[Data records]
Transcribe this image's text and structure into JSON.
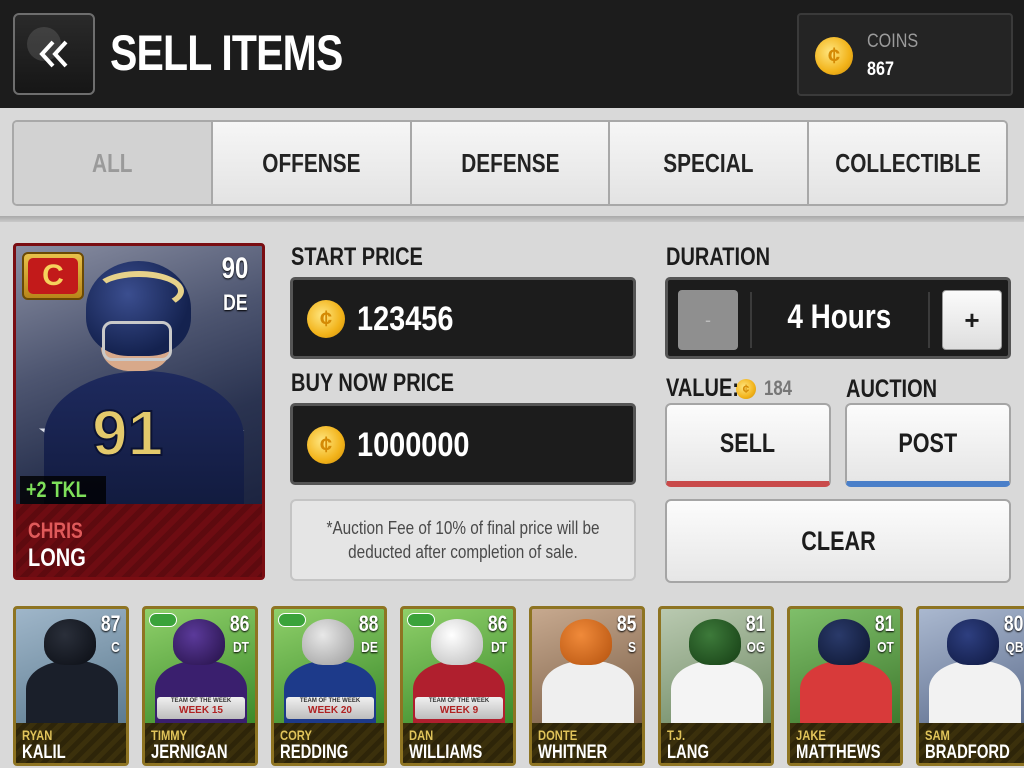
{
  "header": {
    "title": "SELL ITEMS",
    "coins_label": "COINS",
    "coins_value": "867",
    "back_icon": "double-chevron-left-icon",
    "coin_icon": "coin-icon"
  },
  "tabs": [
    {
      "label": "ALL",
      "active": true
    },
    {
      "label": "OFFENSE",
      "active": false
    },
    {
      "label": "DEFENSE",
      "active": false
    },
    {
      "label": "SPECIAL",
      "active": false
    },
    {
      "label": "COLLECTIBLE",
      "active": false
    }
  ],
  "selected_card": {
    "rating": "90",
    "position": "DE",
    "badge": "C",
    "jersey_number": "91",
    "boost": "+2 TKL",
    "first_name": "CHRIS",
    "last_name": "LONG"
  },
  "form": {
    "start_price_label": "START PRICE",
    "start_price_value": "123456",
    "buy_now_label": "BUY NOW PRICE",
    "buy_now_value": "1000000",
    "fee_note": "*Auction Fee of 10% of final price will be deducted after completion of sale.",
    "duration_label": "DURATION",
    "duration_value": "4 Hours",
    "minus_label": "-",
    "plus_label": "+",
    "value_label": "VALUE:",
    "value_amount": "184",
    "auction_label": "AUCTION",
    "sell_button": "SELL",
    "post_button": "POST",
    "clear_button": "CLEAR"
  },
  "card_strip": [
    {
      "first": "RYAN",
      "last": "KALIL",
      "rating": "87",
      "pos": "C",
      "totw": false,
      "week": ""
    },
    {
      "first": "TIMMY",
      "last": "JERNIGAN",
      "rating": "86",
      "pos": "DT",
      "totw": true,
      "week": "WEEK 15"
    },
    {
      "first": "CORY",
      "last": "REDDING",
      "rating": "88",
      "pos": "DE",
      "totw": true,
      "week": "WEEK 20"
    },
    {
      "first": "DAN",
      "last": "WILLIAMS",
      "rating": "86",
      "pos": "DT",
      "totw": true,
      "week": "WEEK 9"
    },
    {
      "first": "DONTE",
      "last": "WHITNER",
      "rating": "85",
      "pos": "S",
      "totw": false,
      "week": ""
    },
    {
      "first": "T.J.",
      "last": "LANG",
      "rating": "81",
      "pos": "OG",
      "totw": false,
      "week": ""
    },
    {
      "first": "JAKE",
      "last": "MATTHEWS",
      "rating": "81",
      "pos": "OT",
      "totw": false,
      "week": ""
    },
    {
      "first": "SAM",
      "last": "BRADFORD",
      "rating": "80",
      "pos": "QB",
      "totw": false,
      "week": ""
    }
  ],
  "banner_text": "TEAM OF THE WEEK",
  "colors": {
    "accent_sell": "#c94a4a",
    "accent_post": "#4a7fc9",
    "card_red": "#7a0d12",
    "card_gold": "#8e7422",
    "coin_gold": "#f2b31a"
  }
}
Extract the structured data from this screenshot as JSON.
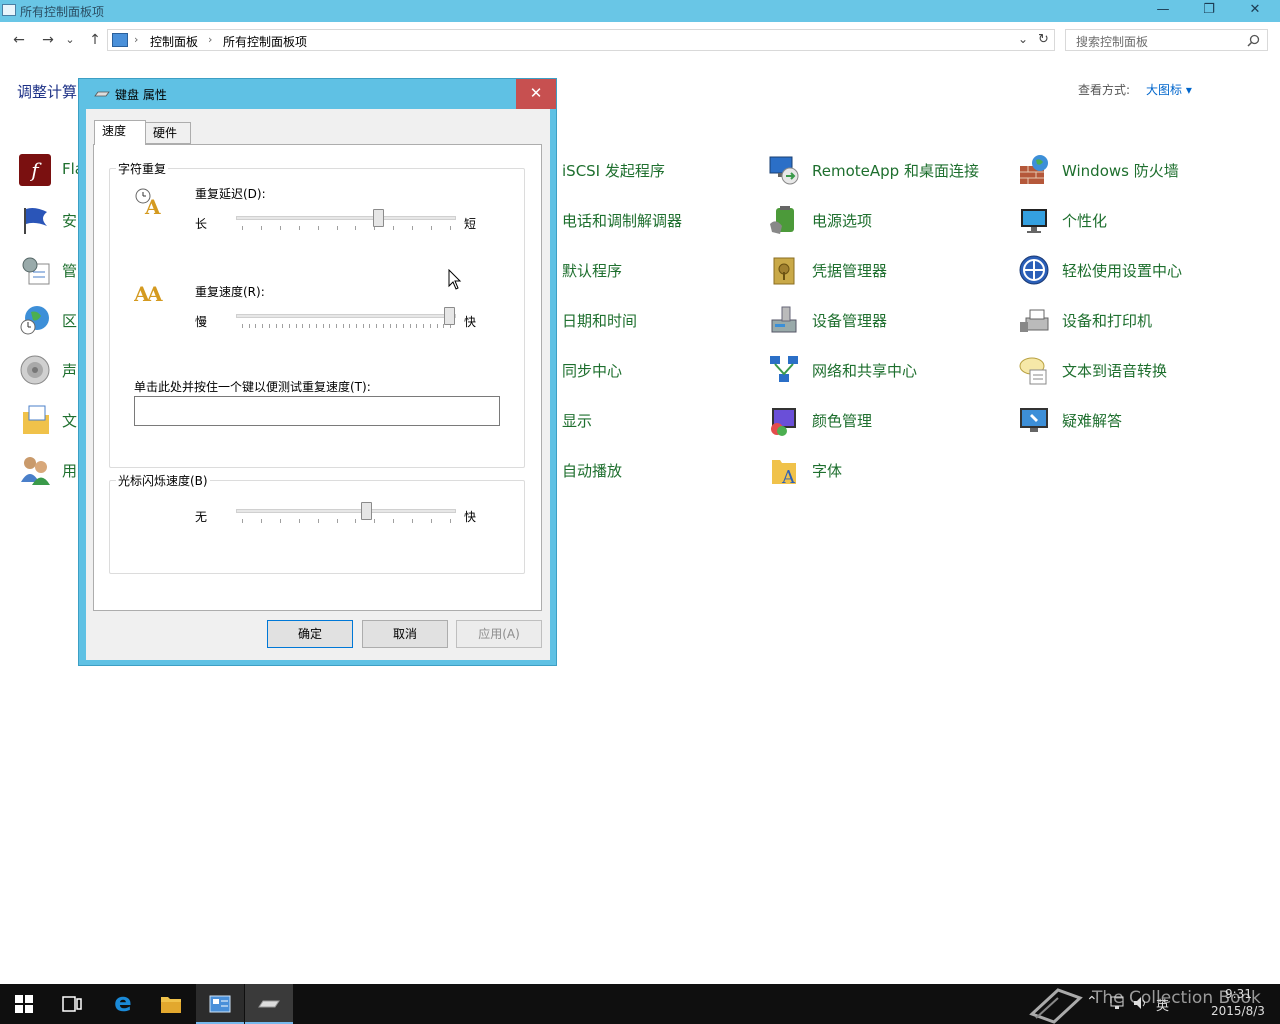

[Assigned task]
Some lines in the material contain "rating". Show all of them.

[Answer to this task]
    "rating": "90",
      "rating": "87",
      "rating": "86",
      "rating": "88",
      "rating": "86",
      "rating": "85",
      "rating": "81",
      "rating": "81",
      "rating": "80",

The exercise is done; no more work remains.